» **Exercise objective**
Provide the number of lines below that include "text", without any other words.

» **Record set**
-- Opening Marker --

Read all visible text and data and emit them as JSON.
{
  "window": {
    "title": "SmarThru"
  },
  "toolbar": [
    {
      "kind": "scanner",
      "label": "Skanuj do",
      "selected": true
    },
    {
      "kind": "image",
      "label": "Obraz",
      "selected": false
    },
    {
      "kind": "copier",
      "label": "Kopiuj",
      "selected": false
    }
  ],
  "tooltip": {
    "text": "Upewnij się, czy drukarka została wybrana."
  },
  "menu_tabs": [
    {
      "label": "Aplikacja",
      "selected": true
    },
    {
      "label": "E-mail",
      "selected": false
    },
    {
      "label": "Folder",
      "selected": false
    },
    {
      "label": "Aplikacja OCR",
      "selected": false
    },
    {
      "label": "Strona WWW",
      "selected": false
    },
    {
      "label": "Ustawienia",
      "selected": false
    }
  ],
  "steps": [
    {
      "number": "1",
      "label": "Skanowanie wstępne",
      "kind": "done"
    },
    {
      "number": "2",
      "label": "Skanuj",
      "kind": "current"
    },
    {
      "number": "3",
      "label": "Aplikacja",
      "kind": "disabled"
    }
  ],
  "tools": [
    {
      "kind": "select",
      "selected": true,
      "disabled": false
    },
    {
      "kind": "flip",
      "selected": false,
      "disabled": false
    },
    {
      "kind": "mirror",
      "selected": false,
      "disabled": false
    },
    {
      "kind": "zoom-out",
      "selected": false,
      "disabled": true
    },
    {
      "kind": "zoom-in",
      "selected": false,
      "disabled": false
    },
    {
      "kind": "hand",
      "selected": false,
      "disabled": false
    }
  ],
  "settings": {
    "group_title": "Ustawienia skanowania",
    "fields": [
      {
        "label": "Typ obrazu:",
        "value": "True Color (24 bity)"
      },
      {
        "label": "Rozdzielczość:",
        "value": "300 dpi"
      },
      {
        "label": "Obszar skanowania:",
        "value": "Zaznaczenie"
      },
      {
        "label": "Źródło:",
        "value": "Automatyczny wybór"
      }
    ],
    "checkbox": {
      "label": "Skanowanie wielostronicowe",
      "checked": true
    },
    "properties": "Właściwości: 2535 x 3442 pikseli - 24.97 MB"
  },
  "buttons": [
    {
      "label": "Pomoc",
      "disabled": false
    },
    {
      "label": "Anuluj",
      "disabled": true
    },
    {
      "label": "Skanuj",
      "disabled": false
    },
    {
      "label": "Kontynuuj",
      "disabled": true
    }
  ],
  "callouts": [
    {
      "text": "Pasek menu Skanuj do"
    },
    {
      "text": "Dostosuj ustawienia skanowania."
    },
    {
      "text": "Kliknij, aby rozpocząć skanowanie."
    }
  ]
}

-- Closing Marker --

» **Exercise result**
5